This article is adapted from AQ’s special report on Latin America’s election super-cycle
Fernando Botero’s art is instantly recognizable on account of its fulsome figures. The late Colombian painter and sculptor (1932-2023) is famous for hundreds of portraits, still lifes and sculptures that evoke everyday scenes—but many of his best, and least-appreciated, works are overtly political.
The son of a seamstress and a muleteer, Botero came of age during Colombia’s undeclared civil war, known as La Violencia (1948-58). He sold his first piece of art at 16, and worked as a newspaper illustrator while still in high school. During the first half of his prolific career, Botero gained a reputation for humorous refashionings of Renaissance masterpieces such as Pope Leo X (1964), The Arnolfini Portrait (1978) and the Mona Lisa (1978). He also used his signature style to satirize the pomposity of Latin American clergymen, generals and dictators.

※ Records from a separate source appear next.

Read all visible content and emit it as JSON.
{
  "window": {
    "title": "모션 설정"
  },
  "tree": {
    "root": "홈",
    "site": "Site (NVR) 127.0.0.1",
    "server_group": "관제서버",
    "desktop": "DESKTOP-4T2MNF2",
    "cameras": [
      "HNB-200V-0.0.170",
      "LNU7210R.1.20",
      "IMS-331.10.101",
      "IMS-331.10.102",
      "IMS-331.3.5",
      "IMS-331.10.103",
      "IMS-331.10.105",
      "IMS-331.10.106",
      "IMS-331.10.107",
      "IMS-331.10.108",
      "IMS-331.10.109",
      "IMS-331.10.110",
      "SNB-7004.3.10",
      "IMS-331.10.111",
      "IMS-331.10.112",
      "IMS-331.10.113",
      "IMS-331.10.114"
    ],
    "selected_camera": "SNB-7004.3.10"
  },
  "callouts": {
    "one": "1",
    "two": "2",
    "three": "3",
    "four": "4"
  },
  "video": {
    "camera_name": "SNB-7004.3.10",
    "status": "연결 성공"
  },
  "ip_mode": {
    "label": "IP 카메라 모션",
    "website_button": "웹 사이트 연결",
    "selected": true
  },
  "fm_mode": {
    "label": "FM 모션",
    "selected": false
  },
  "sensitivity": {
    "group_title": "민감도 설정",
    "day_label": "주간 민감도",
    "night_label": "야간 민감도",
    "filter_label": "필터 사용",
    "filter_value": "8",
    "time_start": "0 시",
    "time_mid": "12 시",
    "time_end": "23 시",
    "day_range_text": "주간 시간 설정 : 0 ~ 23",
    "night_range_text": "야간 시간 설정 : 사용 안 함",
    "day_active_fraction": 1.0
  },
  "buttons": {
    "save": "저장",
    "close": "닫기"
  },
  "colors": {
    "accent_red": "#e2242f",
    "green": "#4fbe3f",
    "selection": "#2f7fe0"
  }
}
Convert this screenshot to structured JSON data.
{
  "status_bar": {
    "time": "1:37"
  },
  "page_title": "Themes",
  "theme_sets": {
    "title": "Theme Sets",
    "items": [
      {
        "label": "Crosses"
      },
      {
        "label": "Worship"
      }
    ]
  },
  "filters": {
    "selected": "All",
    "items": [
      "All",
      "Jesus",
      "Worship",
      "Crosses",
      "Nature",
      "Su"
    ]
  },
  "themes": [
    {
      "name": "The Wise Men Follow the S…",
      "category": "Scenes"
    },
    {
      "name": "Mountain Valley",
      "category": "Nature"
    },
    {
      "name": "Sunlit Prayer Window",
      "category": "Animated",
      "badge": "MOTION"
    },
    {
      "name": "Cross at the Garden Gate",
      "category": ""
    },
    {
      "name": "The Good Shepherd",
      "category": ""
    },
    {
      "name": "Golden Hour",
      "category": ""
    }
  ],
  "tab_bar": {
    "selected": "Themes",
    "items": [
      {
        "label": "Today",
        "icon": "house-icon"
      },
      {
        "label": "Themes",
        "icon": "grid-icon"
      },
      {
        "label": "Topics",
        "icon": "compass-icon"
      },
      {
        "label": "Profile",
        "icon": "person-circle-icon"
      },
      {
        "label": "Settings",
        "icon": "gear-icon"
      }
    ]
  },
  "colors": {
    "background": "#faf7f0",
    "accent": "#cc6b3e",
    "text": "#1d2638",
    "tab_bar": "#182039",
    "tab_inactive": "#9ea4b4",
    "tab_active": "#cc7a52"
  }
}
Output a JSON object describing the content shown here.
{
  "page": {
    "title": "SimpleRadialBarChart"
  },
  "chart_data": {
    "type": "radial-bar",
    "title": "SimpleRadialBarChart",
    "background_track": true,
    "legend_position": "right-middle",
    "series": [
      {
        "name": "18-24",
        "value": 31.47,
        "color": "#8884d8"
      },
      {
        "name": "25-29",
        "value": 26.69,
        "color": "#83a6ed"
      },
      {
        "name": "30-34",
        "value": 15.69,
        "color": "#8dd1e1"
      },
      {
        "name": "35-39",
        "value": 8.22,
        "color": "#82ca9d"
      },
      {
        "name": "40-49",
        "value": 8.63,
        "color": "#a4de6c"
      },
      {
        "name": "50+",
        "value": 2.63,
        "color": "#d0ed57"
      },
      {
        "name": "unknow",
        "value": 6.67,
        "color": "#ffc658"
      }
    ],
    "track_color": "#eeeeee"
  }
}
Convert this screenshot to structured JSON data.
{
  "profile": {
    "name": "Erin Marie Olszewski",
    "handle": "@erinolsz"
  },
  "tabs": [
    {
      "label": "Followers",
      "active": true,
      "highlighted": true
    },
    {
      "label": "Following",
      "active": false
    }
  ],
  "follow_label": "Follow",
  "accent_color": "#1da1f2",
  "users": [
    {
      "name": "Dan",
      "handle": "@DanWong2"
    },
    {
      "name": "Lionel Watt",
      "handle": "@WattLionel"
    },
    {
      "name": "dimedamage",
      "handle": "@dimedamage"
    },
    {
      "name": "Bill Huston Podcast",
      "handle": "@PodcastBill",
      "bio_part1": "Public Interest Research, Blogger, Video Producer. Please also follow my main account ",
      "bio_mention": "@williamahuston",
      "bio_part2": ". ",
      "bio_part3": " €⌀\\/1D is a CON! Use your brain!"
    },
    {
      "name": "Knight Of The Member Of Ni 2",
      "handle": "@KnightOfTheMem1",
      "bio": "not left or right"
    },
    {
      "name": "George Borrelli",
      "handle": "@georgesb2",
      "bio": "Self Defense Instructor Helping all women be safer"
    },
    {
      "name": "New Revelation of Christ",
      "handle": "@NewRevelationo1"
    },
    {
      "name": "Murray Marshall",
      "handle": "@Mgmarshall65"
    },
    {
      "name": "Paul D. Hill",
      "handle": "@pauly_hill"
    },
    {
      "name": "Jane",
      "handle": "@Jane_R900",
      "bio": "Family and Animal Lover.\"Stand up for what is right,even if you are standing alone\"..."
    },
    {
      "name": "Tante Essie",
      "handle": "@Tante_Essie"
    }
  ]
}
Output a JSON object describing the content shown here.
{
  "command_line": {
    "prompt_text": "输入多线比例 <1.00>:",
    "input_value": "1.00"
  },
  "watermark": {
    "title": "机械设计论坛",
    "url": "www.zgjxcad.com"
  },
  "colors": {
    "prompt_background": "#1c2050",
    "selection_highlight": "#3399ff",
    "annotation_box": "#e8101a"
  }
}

Although politics was not then a major theme in his art, Botero made powerful works that record and lament the Colombian conflict. For example, his mural The Massacre of the Innocents (1960) takes a biblical theme explored by the Renaissance master Peter Paul Rubens and brings it to the Colombian context. And in Guerra (1973), he paints scores of corpses, including his usual cast of clergymen, soldiers, politicians and prostitutes, as though they have been dumped in a silo.
Botero’s work became more consistently political as violence in Colombia evolved from a predominantly rural and bipartisan conflict into a combination of guerrilla insurgency, drug trafficking and terrorism that afflicted cities such as his native Medellín.
Botero was personally affected. In 1994, he survived a near-kidnapping in Bogotá. A year later, terrorists from an umbrella organization representing several armed groups killed 23 people when they blew up his sculpture of a dove in Medellín’s Parque San Antonio. In response to the bombing, Botero inscribed the disfigured original with the names of the victims, and created a replica dove to be displayed beside it.
Botero’s exploration of the Colombian conflict became much more frequent. In 2000, when he opened his exhibition Testimonies of Barbarism, he explained: “I was against that art that becomes a witness to its time, like a combat weapon. But in view of the magnitude of the drama in Colombia, the moment came when I felt the moral obligation to leave a testimony of such an irrational moment in our history.”
In this period Botero painted works such as The Massacre on the Best Corner (1997) and The Car Bomb (1999). The characteristically soft contours of Botero’s characters provide a sharp contrast between form and theme that, rather than trivializing terrorism, makes the paintings even more jarring.
A stylistic exception is Mother and Child (2000), a harrowing portrait of two skeletons in which Botero abandons his typically generous depiction of form. The painting, with its tender pose, is especially eerie given the scene’s association with the Madonna and Child—the two Christian figures most associated with life. Resting on the mother’s shoulder is a condor, a scavenger bird and a symbol of Colombia.
Not all of Botero’s political art was so unequivocal. In Pablo Escobar Dead (2006), the leader of the Medellín Cartel lies peacefully on a ceramic-tiled roof, in front of the colonial city and green mountains, and beneath a dark sky. He is still holding a revolver. Botero paints Escobar as though he is merely sleeping. Medellín’s violence is not resolved by the bullets in Escobar’s stomach and face. The painting makes one expect that as the sun rises, so will Escobar.
In 2003, scenes from the Abu Ghraib prison outside Baghdad led Botero to work on the most politically-charged subject of his career— the torture of Iraqi prisoners by the U.S. Army. In 2005, he unveiled nearly 200 drawings and paintings of human rights violations. The Abu Ghraib series was an artistic departure for Botero. Whereas his characters usually have inscrutable faces, Botero gives the prisoners expressions of pain, anguish and humanity. What is more, he hides the torturers from view, granting the prisoners the dignity of being the paintings’ subjects. Even more than in The Massacre on the Best Corner or The Car Bomb, Botero’s rounded forms stoke the viewer’s pathos because their tender composition contrasts so starkly with the scene’s brutality.
Botero believed the principal importance of his most political paintings was in bearing witness to events. “I am not making [politically] committed art—art that aspires to change things,” he said in 2006. “I do not believe in that because I know very well that art does not change anything.” Nonetheless, the Abu Ghraib series and the paintings of Colombia’s violence are modern equivalents of Picasso’s Guernica.
Botero may have been reluctant to paint these scenes, yet he produced some of modern art’s most politically demanding works. Throughout his immense oeuvre, he was not only a humorist and a satirist, but a chronicler of ferocious violence.
Rey is a British-Colombian writer based in New York with writing in the Spectator, the Financial Times and the New Statesman
Tags: Colombian civil war, Cultura, Fernando Botero, Visual art